- Opening Delimiter -
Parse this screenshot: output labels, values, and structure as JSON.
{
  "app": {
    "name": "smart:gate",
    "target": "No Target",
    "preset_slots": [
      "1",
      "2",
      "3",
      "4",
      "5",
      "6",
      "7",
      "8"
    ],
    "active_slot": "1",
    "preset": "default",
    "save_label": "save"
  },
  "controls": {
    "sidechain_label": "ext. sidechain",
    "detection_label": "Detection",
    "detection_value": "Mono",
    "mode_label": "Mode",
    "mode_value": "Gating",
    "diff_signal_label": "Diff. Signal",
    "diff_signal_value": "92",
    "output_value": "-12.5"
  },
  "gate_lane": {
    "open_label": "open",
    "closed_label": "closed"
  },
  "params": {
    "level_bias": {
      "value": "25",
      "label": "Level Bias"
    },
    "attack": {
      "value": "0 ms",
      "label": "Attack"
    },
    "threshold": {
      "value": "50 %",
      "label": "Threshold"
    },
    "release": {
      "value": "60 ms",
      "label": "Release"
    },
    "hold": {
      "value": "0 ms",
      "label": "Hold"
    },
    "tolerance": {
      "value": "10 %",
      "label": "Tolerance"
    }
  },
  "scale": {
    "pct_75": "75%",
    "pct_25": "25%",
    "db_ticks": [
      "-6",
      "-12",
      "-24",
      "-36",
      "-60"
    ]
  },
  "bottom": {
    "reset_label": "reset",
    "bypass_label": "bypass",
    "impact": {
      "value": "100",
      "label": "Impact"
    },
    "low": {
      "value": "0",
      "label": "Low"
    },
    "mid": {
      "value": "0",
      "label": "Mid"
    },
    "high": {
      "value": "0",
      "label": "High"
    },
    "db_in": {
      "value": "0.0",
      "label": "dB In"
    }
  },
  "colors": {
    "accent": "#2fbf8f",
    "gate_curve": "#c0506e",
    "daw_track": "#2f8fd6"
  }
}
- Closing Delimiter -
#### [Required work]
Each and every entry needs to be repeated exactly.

#### [Reply]
Parse this screenshot: output labels, values, and structure as JSON.
{
  "app": {
    "name": "smart:gate",
    "target": "No Target",
    "preset_slots": [
      "1",
      "2",
      "3",
      "4",
      "5",
      "6",
      "7",
      "8"
    ],
    "active_slot": "1",
    "preset": "default",
    "save_label": "save"
  },
  "controls": {
    "sidechain_label": "ext. sidechain",
    "detection_label": "Detection",
    "detection_value": "Mono",
    "mode_label": "Mode",
    "mode_value": "Gating",
    "diff_signal_label": "Diff. Signal",
    "diff_signal_value": "92",
    "output_value": "-12.5"
  },
  "gate_lane": {
    "open_label": "open",
    "closed_label": "closed"
  },
  "params": {
    "level_bias": {
      "value": "25",
      "label": "Level Bias"
    },
    "attack": {
      "value": "0 ms",
      "label": "Attack"
    },
    "threshold": {
      "value": "50 %",
      "label": "Threshold"
    },
    "release": {
      "value": "60 ms",
      "label": "Release"
    },
    "hold": {
      "value": "0 ms",
      "label": "Hold"
    },
    "tolerance": {
      "value": "10 %",
      "label": "Tolerance"
    }
  },
  "scale": {
    "pct_75": "75%",
    "pct_25": "25%",
    "db_ticks": [
      "-6",
      "-12",
      "-24",
      "-36",
      "-60"
    ]
  },
  "bottom": {
    "reset_label": "reset",
    "bypass_label": "bypass",
    "impact": {
      "value": "100",
      "label": "Impact"
    },
    "low": {
      "value": "0",
      "label": "Low"
    },
    "mid": {
      "value": "0",
      "label": "Mid"
    },
    "high": {
      "value": "0",
      "label": "High"
    },
    "db_in": {
      "value": "0.0",
      "label": "dB In"
    }
  },
  "colors": {
    "accent": "#2fbf8f",
    "gate_curve": "#c0506e",
    "daw_track": "#2f8fd6"
  }
}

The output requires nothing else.